According to the deal, workers will be paid on a bi-weekly basis instead of per project - a practice which in the past was problematic for many workers, especially when films ran over schedule, closed down, or ran out of budget.
The new work week will be set at 66 hours, with 12-hour work days which can be extended to 15 hours without negotiation between labour and management.
The deal includes paid leave and insurance coverage against industrial accidents, illness, unemployment and pensions.
Low-budget films, defined as those with a budget below $1.1m, will be exempt from the deal.
At the moment, local producers are facing a challenge to cut costs, with rising budgets as productions now average $3.7m-$4.3m, and reduced profitability. But both labour and management agreed upon the need for more reasonable work conditions to cultivate a more stable and professional industry.

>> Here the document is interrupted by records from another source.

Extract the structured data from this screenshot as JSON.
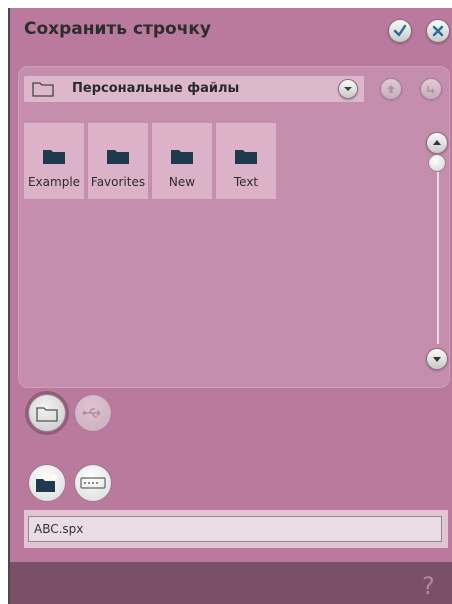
{
  "title": "Сохранить строчку",
  "header": {
    "confirm_icon": "checkmark-icon",
    "close_icon": "close-icon"
  },
  "path_bar": {
    "label": "Персональные файлы",
    "folder_icon": "folder-outline-icon",
    "dropdown_icon": "chevron-down-icon"
  },
  "nav": {
    "up_icon": "folder-up-icon",
    "back_icon": "return-icon"
  },
  "folders": [
    {
      "label": "Example"
    },
    {
      "label": "Favorites"
    },
    {
      "label": "New"
    },
    {
      "label": "Text"
    }
  ],
  "storage": {
    "personal_icon": "folder-outline-icon",
    "usb_icon": "usb-icon"
  },
  "actions": {
    "new_folder_icon": "new-folder-icon",
    "rename_icon": "keyboard-icon"
  },
  "filename": {
    "value": "ABC.spx"
  },
  "footer": {
    "help": "?"
  },
  "colors": {
    "background": "#b97a9e",
    "panel": "#c68ead",
    "tile": "#dcb2c9",
    "footer": "#7a4f68",
    "folder_icon": "#1f3a4f"
  }
}
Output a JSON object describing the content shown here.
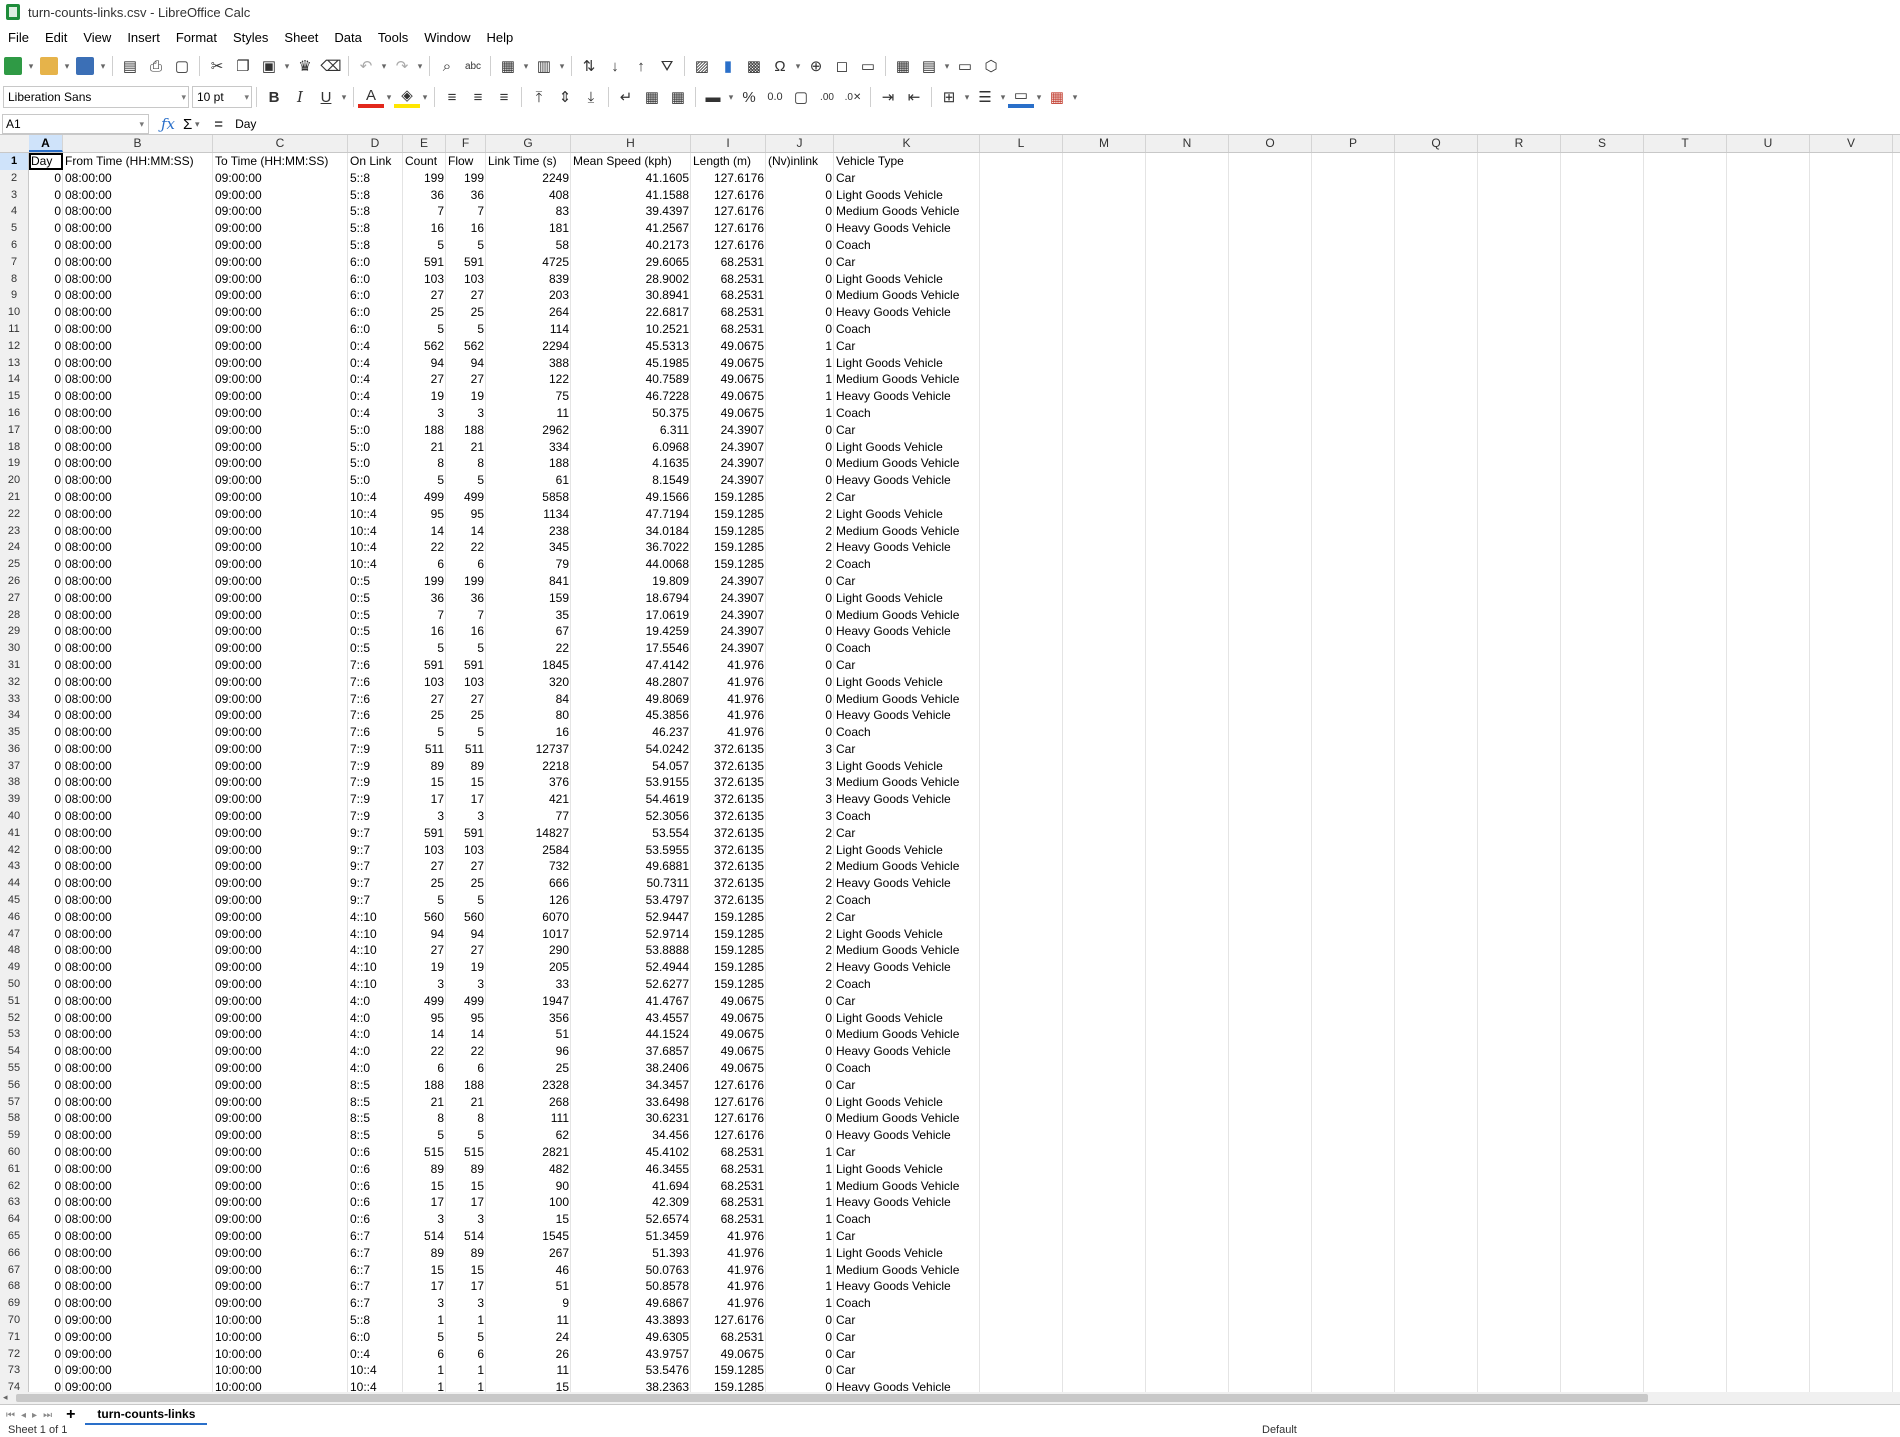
{
  "window": {
    "title": "turn-counts-links.csv - LibreOffice Calc"
  },
  "menu": [
    "File",
    "Edit",
    "View",
    "Insert",
    "Format",
    "Styles",
    "Sheet",
    "Data",
    "Tools",
    "Window",
    "Help"
  ],
  "format_toolbar": {
    "font_name": "Liberation Sans",
    "font_size": "10 pt"
  },
  "formula_bar": {
    "cell_ref": "A1",
    "content": "Day"
  },
  "columns": [
    "A",
    "B",
    "C",
    "D",
    "E",
    "F",
    "G",
    "H",
    "I",
    "J",
    "K",
    "L",
    "M",
    "N",
    "O",
    "P",
    "Q",
    "R",
    "S",
    "T",
    "U",
    "V"
  ],
  "rows": [
    [
      "Day",
      "From Time (HH:MM:SS)",
      "To Time (HH:MM:SS)",
      "On Link",
      "Count",
      "Flow",
      "Link Time (s)",
      "Mean Speed (kph)",
      "Length (m)",
      "(Nv)inlink",
      "Vehicle Type"
    ],
    [
      "0",
      "08:00:00",
      "09:00:00",
      "5::8",
      "199",
      "199",
      "2249",
      "41.1605",
      "127.6176",
      "0",
      "Car"
    ],
    [
      "0",
      "08:00:00",
      "09:00:00",
      "5::8",
      "36",
      "36",
      "408",
      "41.1588",
      "127.6176",
      "0",
      "Light Goods Vehicle"
    ],
    [
      "0",
      "08:00:00",
      "09:00:00",
      "5::8",
      "7",
      "7",
      "83",
      "39.4397",
      "127.6176",
      "0",
      "Medium Goods Vehicle"
    ],
    [
      "0",
      "08:00:00",
      "09:00:00",
      "5::8",
      "16",
      "16",
      "181",
      "41.2567",
      "127.6176",
      "0",
      "Heavy Goods Vehicle"
    ],
    [
      "0",
      "08:00:00",
      "09:00:00",
      "5::8",
      "5",
      "5",
      "58",
      "40.2173",
      "127.6176",
      "0",
      "Coach"
    ],
    [
      "0",
      "08:00:00",
      "09:00:00",
      "6::0",
      "591",
      "591",
      "4725",
      "29.6065",
      "68.2531",
      "0",
      "Car"
    ],
    [
      "0",
      "08:00:00",
      "09:00:00",
      "6::0",
      "103",
      "103",
      "839",
      "28.9002",
      "68.2531",
      "0",
      "Light Goods Vehicle"
    ],
    [
      "0",
      "08:00:00",
      "09:00:00",
      "6::0",
      "27",
      "27",
      "203",
      "30.8941",
      "68.2531",
      "0",
      "Medium Goods Vehicle"
    ],
    [
      "0",
      "08:00:00",
      "09:00:00",
      "6::0",
      "25",
      "25",
      "264",
      "22.6817",
      "68.2531",
      "0",
      "Heavy Goods Vehicle"
    ],
    [
      "0",
      "08:00:00",
      "09:00:00",
      "6::0",
      "5",
      "5",
      "114",
      "10.2521",
      "68.2531",
      "0",
      "Coach"
    ],
    [
      "0",
      "08:00:00",
      "09:00:00",
      "0::4",
      "562",
      "562",
      "2294",
      "45.5313",
      "49.0675",
      "1",
      "Car"
    ],
    [
      "0",
      "08:00:00",
      "09:00:00",
      "0::4",
      "94",
      "94",
      "388",
      "45.1985",
      "49.0675",
      "1",
      "Light Goods Vehicle"
    ],
    [
      "0",
      "08:00:00",
      "09:00:00",
      "0::4",
      "27",
      "27",
      "122",
      "40.7589",
      "49.0675",
      "1",
      "Medium Goods Vehicle"
    ],
    [
      "0",
      "08:00:00",
      "09:00:00",
      "0::4",
      "19",
      "19",
      "75",
      "46.7228",
      "49.0675",
      "1",
      "Heavy Goods Vehicle"
    ],
    [
      "0",
      "08:00:00",
      "09:00:00",
      "0::4",
      "3",
      "3",
      "11",
      "50.375",
      "49.0675",
      "1",
      "Coach"
    ],
    [
      "0",
      "08:00:00",
      "09:00:00",
      "5::0",
      "188",
      "188",
      "2962",
      "6.311",
      "24.3907",
      "0",
      "Car"
    ],
    [
      "0",
      "08:00:00",
      "09:00:00",
      "5::0",
      "21",
      "21",
      "334",
      "6.0968",
      "24.3907",
      "0",
      "Light Goods Vehicle"
    ],
    [
      "0",
      "08:00:00",
      "09:00:00",
      "5::0",
      "8",
      "8",
      "188",
      "4.1635",
      "24.3907",
      "0",
      "Medium Goods Vehicle"
    ],
    [
      "0",
      "08:00:00",
      "09:00:00",
      "5::0",
      "5",
      "5",
      "61",
      "8.1549",
      "24.3907",
      "0",
      "Heavy Goods Vehicle"
    ],
    [
      "0",
      "08:00:00",
      "09:00:00",
      "10::4",
      "499",
      "499",
      "5858",
      "49.1566",
      "159.1285",
      "2",
      "Car"
    ],
    [
      "0",
      "08:00:00",
      "09:00:00",
      "10::4",
      "95",
      "95",
      "1134",
      "47.7194",
      "159.1285",
      "2",
      "Light Goods Vehicle"
    ],
    [
      "0",
      "08:00:00",
      "09:00:00",
      "10::4",
      "14",
      "14",
      "238",
      "34.0184",
      "159.1285",
      "2",
      "Medium Goods Vehicle"
    ],
    [
      "0",
      "08:00:00",
      "09:00:00",
      "10::4",
      "22",
      "22",
      "345",
      "36.7022",
      "159.1285",
      "2",
      "Heavy Goods Vehicle"
    ],
    [
      "0",
      "08:00:00",
      "09:00:00",
      "10::4",
      "6",
      "6",
      "79",
      "44.0068",
      "159.1285",
      "2",
      "Coach"
    ],
    [
      "0",
      "08:00:00",
      "09:00:00",
      "0::5",
      "199",
      "199",
      "841",
      "19.809",
      "24.3907",
      "0",
      "Car"
    ],
    [
      "0",
      "08:00:00",
      "09:00:00",
      "0::5",
      "36",
      "36",
      "159",
      "18.6794",
      "24.3907",
      "0",
      "Light Goods Vehicle"
    ],
    [
      "0",
      "08:00:00",
      "09:00:00",
      "0::5",
      "7",
      "7",
      "35",
      "17.0619",
      "24.3907",
      "0",
      "Medium Goods Vehicle"
    ],
    [
      "0",
      "08:00:00",
      "09:00:00",
      "0::5",
      "16",
      "16",
      "67",
      "19.4259",
      "24.3907",
      "0",
      "Heavy Goods Vehicle"
    ],
    [
      "0",
      "08:00:00",
      "09:00:00",
      "0::5",
      "5",
      "5",
      "22",
      "17.5546",
      "24.3907",
      "0",
      "Coach"
    ],
    [
      "0",
      "08:00:00",
      "09:00:00",
      "7::6",
      "591",
      "591",
      "1845",
      "47.4142",
      "41.976",
      "0",
      "Car"
    ],
    [
      "0",
      "08:00:00",
      "09:00:00",
      "7::6",
      "103",
      "103",
      "320",
      "48.2807",
      "41.976",
      "0",
      "Light Goods Vehicle"
    ],
    [
      "0",
      "08:00:00",
      "09:00:00",
      "7::6",
      "27",
      "27",
      "84",
      "49.8069",
      "41.976",
      "0",
      "Medium Goods Vehicle"
    ],
    [
      "0",
      "08:00:00",
      "09:00:00",
      "7::6",
      "25",
      "25",
      "80",
      "45.3856",
      "41.976",
      "0",
      "Heavy Goods Vehicle"
    ],
    [
      "0",
      "08:00:00",
      "09:00:00",
      "7::6",
      "5",
      "5",
      "16",
      "46.237",
      "41.976",
      "0",
      "Coach"
    ],
    [
      "0",
      "08:00:00",
      "09:00:00",
      "7::9",
      "511",
      "511",
      "12737",
      "54.0242",
      "372.6135",
      "3",
      "Car"
    ],
    [
      "0",
      "08:00:00",
      "09:00:00",
      "7::9",
      "89",
      "89",
      "2218",
      "54.057",
      "372.6135",
      "3",
      "Light Goods Vehicle"
    ],
    [
      "0",
      "08:00:00",
      "09:00:00",
      "7::9",
      "15",
      "15",
      "376",
      "53.9155",
      "372.6135",
      "3",
      "Medium Goods Vehicle"
    ],
    [
      "0",
      "08:00:00",
      "09:00:00",
      "7::9",
      "17",
      "17",
      "421",
      "54.4619",
      "372.6135",
      "3",
      "Heavy Goods Vehicle"
    ],
    [
      "0",
      "08:00:00",
      "09:00:00",
      "7::9",
      "3",
      "3",
      "77",
      "52.3056",
      "372.6135",
      "3",
      "Coach"
    ],
    [
      "0",
      "08:00:00",
      "09:00:00",
      "9::7",
      "591",
      "591",
      "14827",
      "53.554",
      "372.6135",
      "2",
      "Car"
    ],
    [
      "0",
      "08:00:00",
      "09:00:00",
      "9::7",
      "103",
      "103",
      "2584",
      "53.5955",
      "372.6135",
      "2",
      "Light Goods Vehicle"
    ],
    [
      "0",
      "08:00:00",
      "09:00:00",
      "9::7",
      "27",
      "27",
      "732",
      "49.6881",
      "372.6135",
      "2",
      "Medium Goods Vehicle"
    ],
    [
      "0",
      "08:00:00",
      "09:00:00",
      "9::7",
      "25",
      "25",
      "666",
      "50.7311",
      "372.6135",
      "2",
      "Heavy Goods Vehicle"
    ],
    [
      "0",
      "08:00:00",
      "09:00:00",
      "9::7",
      "5",
      "5",
      "126",
      "53.4797",
      "372.6135",
      "2",
      "Coach"
    ],
    [
      "0",
      "08:00:00",
      "09:00:00",
      "4::10",
      "560",
      "560",
      "6070",
      "52.9447",
      "159.1285",
      "2",
      "Car"
    ],
    [
      "0",
      "08:00:00",
      "09:00:00",
      "4::10",
      "94",
      "94",
      "1017",
      "52.9714",
      "159.1285",
      "2",
      "Light Goods Vehicle"
    ],
    [
      "0",
      "08:00:00",
      "09:00:00",
      "4::10",
      "27",
      "27",
      "290",
      "53.8888",
      "159.1285",
      "2",
      "Medium Goods Vehicle"
    ],
    [
      "0",
      "08:00:00",
      "09:00:00",
      "4::10",
      "19",
      "19",
      "205",
      "52.4944",
      "159.1285",
      "2",
      "Heavy Goods Vehicle"
    ],
    [
      "0",
      "08:00:00",
      "09:00:00",
      "4::10",
      "3",
      "3",
      "33",
      "52.6277",
      "159.1285",
      "2",
      "Coach"
    ],
    [
      "0",
      "08:00:00",
      "09:00:00",
      "4::0",
      "499",
      "499",
      "1947",
      "41.4767",
      "49.0675",
      "0",
      "Car"
    ],
    [
      "0",
      "08:00:00",
      "09:00:00",
      "4::0",
      "95",
      "95",
      "356",
      "43.4557",
      "49.0675",
      "0",
      "Light Goods Vehicle"
    ],
    [
      "0",
      "08:00:00",
      "09:00:00",
      "4::0",
      "14",
      "14",
      "51",
      "44.1524",
      "49.0675",
      "0",
      "Medium Goods Vehicle"
    ],
    [
      "0",
      "08:00:00",
      "09:00:00",
      "4::0",
      "22",
      "22",
      "96",
      "37.6857",
      "49.0675",
      "0",
      "Heavy Goods Vehicle"
    ],
    [
      "0",
      "08:00:00",
      "09:00:00",
      "4::0",
      "6",
      "6",
      "25",
      "38.2406",
      "49.0675",
      "0",
      "Coach"
    ],
    [
      "0",
      "08:00:00",
      "09:00:00",
      "8::5",
      "188",
      "188",
      "2328",
      "34.3457",
      "127.6176",
      "0",
      "Car"
    ],
    [
      "0",
      "08:00:00",
      "09:00:00",
      "8::5",
      "21",
      "21",
      "268",
      "33.6498",
      "127.6176",
      "0",
      "Light Goods Vehicle"
    ],
    [
      "0",
      "08:00:00",
      "09:00:00",
      "8::5",
      "8",
      "8",
      "111",
      "30.6231",
      "127.6176",
      "0",
      "Medium Goods Vehicle"
    ],
    [
      "0",
      "08:00:00",
      "09:00:00",
      "8::5",
      "5",
      "5",
      "62",
      "34.456",
      "127.6176",
      "0",
      "Heavy Goods Vehicle"
    ],
    [
      "0",
      "08:00:00",
      "09:00:00",
      "0::6",
      "515",
      "515",
      "2821",
      "45.4102",
      "68.2531",
      "1",
      "Car"
    ],
    [
      "0",
      "08:00:00",
      "09:00:00",
      "0::6",
      "89",
      "89",
      "482",
      "46.3455",
      "68.2531",
      "1",
      "Light Goods Vehicle"
    ],
    [
      "0",
      "08:00:00",
      "09:00:00",
      "0::6",
      "15",
      "15",
      "90",
      "41.694",
      "68.2531",
      "1",
      "Medium Goods Vehicle"
    ],
    [
      "0",
      "08:00:00",
      "09:00:00",
      "0::6",
      "17",
      "17",
      "100",
      "42.309",
      "68.2531",
      "1",
      "Heavy Goods Vehicle"
    ],
    [
      "0",
      "08:00:00",
      "09:00:00",
      "0::6",
      "3",
      "3",
      "15",
      "52.6574",
      "68.2531",
      "1",
      "Coach"
    ],
    [
      "0",
      "08:00:00",
      "09:00:00",
      "6::7",
      "514",
      "514",
      "1545",
      "51.3459",
      "41.976",
      "1",
      "Car"
    ],
    [
      "0",
      "08:00:00",
      "09:00:00",
      "6::7",
      "89",
      "89",
      "267",
      "51.393",
      "41.976",
      "1",
      "Light Goods Vehicle"
    ],
    [
      "0",
      "08:00:00",
      "09:00:00",
      "6::7",
      "15",
      "15",
      "46",
      "50.0763",
      "41.976",
      "1",
      "Medium Goods Vehicle"
    ],
    [
      "0",
      "08:00:00",
      "09:00:00",
      "6::7",
      "17",
      "17",
      "51",
      "50.8578",
      "41.976",
      "1",
      "Heavy Goods Vehicle"
    ],
    [
      "0",
      "08:00:00",
      "09:00:00",
      "6::7",
      "3",
      "3",
      "9",
      "49.6867",
      "41.976",
      "1",
      "Coach"
    ],
    [
      "0",
      "09:00:00",
      "10:00:00",
      "5::8",
      "1",
      "1",
      "11",
      "43.3893",
      "127.6176",
      "0",
      "Car"
    ],
    [
      "0",
      "09:00:00",
      "10:00:00",
      "6::0",
      "5",
      "5",
      "24",
      "49.6305",
      "68.2531",
      "0",
      "Car"
    ],
    [
      "0",
      "09:00:00",
      "10:00:00",
      "0::4",
      "6",
      "6",
      "26",
      "43.9757",
      "49.0675",
      "0",
      "Car"
    ],
    [
      "0",
      "09:00:00",
      "10:00:00",
      "10::4",
      "1",
      "1",
      "11",
      "53.5476",
      "159.1285",
      "0",
      "Car"
    ],
    [
      "0",
      "09:00:00",
      "10:00:00",
      "10::4",
      "1",
      "1",
      "15",
      "38.2363",
      "159.1285",
      "0",
      "Heavy Goods Vehicle"
    ]
  ],
  "sheet_tab": "turn-counts-links",
  "status": {
    "sheet_info": "Sheet 1 of 1",
    "page_style": "Default"
  }
}
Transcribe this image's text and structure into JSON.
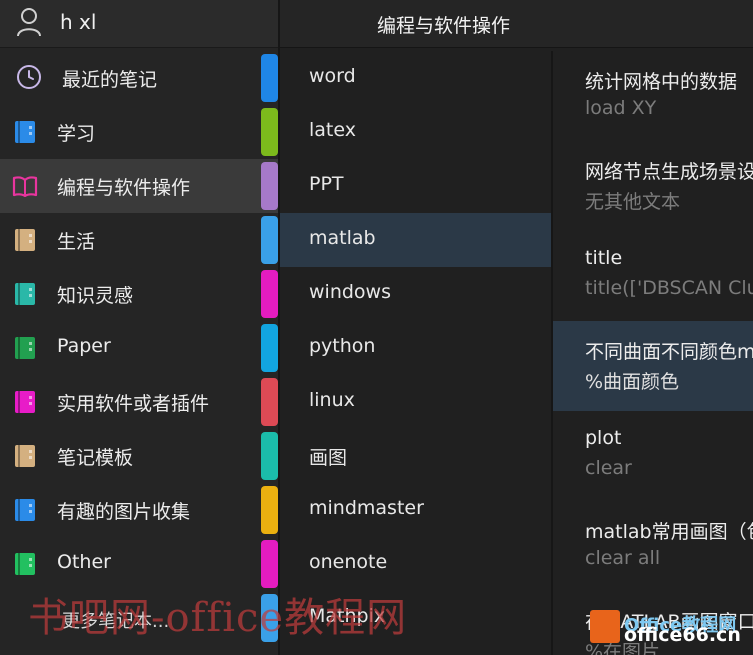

'This is significant in that we have set up the foundation for change towards a reasonable production process,' said the Workers' Union in a statement.
The deal was negotiated through 19 meetings between the KMPPA and workers' union, which took place over a ten-month period starting in June 2006. Union members earlier this month voted on the agreement to a 94.5% result in favor of the deal's conditions.
The agreement will go into effect this July.